> **WORK TO BE COMPLETED**
Find each line of the material below in which the word "Libs" occurs, and return it.

══ EXERCISE MATERIALS

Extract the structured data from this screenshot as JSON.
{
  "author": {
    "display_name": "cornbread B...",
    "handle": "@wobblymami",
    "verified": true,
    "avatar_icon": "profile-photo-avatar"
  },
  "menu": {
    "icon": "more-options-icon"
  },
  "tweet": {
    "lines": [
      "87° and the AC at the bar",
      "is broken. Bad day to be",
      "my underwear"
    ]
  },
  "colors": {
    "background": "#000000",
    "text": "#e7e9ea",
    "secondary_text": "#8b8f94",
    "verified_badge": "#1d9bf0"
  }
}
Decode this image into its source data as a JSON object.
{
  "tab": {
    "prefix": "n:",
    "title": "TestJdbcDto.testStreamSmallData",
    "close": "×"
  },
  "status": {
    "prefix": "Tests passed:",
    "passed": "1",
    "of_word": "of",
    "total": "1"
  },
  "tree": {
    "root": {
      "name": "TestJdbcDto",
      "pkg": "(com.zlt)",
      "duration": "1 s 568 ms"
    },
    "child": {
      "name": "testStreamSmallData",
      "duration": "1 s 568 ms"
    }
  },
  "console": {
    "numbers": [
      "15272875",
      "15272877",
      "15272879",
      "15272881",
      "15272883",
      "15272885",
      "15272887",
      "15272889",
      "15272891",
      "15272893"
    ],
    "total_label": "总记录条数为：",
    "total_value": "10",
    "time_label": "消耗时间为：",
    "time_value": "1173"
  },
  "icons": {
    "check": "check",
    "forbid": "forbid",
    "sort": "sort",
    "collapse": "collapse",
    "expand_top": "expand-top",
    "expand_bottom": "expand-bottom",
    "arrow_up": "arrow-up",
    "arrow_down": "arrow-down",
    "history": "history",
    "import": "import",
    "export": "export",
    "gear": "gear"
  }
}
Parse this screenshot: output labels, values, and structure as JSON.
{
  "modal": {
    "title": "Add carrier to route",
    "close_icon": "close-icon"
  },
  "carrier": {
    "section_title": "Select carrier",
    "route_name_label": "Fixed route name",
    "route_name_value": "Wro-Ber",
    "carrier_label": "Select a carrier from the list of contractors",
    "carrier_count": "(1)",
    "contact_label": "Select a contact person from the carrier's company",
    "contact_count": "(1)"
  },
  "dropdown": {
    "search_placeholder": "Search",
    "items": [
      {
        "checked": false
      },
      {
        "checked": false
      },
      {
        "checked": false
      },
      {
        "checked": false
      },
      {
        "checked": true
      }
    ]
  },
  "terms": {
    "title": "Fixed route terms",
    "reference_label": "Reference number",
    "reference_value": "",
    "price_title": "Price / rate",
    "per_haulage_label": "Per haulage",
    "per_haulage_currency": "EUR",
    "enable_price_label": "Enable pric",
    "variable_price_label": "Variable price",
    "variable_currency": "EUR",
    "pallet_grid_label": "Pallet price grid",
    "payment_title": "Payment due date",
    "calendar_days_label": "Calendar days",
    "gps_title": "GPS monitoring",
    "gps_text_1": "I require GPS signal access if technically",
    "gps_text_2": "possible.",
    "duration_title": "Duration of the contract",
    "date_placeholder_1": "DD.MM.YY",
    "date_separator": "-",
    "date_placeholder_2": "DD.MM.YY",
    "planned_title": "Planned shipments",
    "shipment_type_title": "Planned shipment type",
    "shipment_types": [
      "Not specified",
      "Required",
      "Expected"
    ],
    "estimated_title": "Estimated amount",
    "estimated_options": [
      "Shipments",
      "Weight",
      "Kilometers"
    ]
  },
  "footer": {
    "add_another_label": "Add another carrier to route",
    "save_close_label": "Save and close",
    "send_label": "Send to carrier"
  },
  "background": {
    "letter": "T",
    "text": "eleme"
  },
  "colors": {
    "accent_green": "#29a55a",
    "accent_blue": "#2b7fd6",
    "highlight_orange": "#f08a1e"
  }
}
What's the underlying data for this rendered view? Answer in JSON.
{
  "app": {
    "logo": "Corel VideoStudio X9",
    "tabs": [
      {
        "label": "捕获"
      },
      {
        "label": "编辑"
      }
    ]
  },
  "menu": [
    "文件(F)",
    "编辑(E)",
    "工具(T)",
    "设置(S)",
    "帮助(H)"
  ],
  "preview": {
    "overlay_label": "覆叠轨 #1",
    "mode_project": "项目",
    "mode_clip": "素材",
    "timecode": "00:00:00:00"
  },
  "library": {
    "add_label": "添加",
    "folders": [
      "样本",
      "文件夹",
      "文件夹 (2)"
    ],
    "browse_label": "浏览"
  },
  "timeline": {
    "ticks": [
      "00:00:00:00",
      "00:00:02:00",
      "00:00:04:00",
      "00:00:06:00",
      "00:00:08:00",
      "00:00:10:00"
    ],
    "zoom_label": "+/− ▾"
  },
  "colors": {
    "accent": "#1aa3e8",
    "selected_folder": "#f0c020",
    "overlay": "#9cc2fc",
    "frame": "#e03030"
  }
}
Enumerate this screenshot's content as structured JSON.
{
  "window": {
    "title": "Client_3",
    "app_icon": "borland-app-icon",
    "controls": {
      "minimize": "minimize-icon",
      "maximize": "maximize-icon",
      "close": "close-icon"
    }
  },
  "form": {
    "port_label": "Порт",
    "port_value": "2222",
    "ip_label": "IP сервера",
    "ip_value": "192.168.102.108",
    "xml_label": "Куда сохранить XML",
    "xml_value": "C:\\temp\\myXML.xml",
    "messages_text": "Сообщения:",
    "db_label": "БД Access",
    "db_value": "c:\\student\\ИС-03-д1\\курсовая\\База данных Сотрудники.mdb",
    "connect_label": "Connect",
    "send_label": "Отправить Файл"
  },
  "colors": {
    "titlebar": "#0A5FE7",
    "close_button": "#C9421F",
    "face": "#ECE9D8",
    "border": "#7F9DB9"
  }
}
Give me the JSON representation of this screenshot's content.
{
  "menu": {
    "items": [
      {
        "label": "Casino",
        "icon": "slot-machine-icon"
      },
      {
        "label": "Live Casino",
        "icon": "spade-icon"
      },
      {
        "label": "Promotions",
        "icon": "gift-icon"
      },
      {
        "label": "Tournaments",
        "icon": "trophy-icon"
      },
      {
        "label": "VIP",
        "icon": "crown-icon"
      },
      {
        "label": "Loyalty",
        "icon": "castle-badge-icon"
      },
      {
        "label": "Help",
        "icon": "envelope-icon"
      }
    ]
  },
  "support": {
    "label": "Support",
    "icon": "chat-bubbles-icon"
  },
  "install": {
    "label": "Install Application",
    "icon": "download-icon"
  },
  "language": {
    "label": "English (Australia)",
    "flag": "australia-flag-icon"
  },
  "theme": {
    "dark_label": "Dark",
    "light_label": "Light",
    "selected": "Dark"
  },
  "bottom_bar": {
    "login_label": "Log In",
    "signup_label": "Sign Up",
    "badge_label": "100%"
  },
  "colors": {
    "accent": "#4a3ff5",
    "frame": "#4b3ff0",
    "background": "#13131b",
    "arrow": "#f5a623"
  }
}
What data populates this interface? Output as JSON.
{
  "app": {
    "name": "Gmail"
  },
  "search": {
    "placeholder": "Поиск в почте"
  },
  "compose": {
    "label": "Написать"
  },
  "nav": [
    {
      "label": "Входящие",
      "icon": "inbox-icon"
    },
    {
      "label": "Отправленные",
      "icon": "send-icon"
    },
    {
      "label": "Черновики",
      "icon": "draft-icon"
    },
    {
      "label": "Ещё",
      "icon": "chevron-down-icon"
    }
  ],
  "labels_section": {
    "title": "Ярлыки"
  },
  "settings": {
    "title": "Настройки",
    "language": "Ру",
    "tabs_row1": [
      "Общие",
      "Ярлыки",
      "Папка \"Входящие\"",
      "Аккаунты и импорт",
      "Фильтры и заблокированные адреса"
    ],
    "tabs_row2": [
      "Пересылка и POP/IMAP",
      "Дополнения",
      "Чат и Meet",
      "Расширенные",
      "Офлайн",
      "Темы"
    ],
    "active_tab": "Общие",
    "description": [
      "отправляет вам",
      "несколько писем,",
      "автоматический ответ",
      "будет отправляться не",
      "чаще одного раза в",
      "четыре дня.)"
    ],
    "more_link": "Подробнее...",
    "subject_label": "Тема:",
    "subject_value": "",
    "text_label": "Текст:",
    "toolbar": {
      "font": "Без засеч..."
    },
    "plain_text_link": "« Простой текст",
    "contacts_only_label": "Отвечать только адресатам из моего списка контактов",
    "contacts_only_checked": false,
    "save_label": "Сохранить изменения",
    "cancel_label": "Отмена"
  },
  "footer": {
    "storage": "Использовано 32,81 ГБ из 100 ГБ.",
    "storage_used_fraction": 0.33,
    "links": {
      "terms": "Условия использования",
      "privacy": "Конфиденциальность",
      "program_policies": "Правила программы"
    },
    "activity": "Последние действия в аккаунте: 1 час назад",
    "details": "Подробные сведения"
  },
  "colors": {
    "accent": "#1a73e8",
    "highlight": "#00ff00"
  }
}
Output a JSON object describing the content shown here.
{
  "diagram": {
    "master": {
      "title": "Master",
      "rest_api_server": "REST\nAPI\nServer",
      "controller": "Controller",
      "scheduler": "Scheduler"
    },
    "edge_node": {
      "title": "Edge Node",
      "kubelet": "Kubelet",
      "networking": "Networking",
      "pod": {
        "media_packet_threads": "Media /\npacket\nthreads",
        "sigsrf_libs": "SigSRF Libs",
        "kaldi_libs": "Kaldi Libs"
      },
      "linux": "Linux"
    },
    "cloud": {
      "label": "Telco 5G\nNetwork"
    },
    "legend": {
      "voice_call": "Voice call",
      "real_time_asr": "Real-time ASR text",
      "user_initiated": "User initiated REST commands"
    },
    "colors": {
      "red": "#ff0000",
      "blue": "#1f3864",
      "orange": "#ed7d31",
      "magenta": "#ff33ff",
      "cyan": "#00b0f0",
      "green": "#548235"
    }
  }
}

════

> **YOUR RESPONSE**
        "sigsrf_libs": "SigSRF Libs",
        "kaldi_libs": "Kaldi Libs"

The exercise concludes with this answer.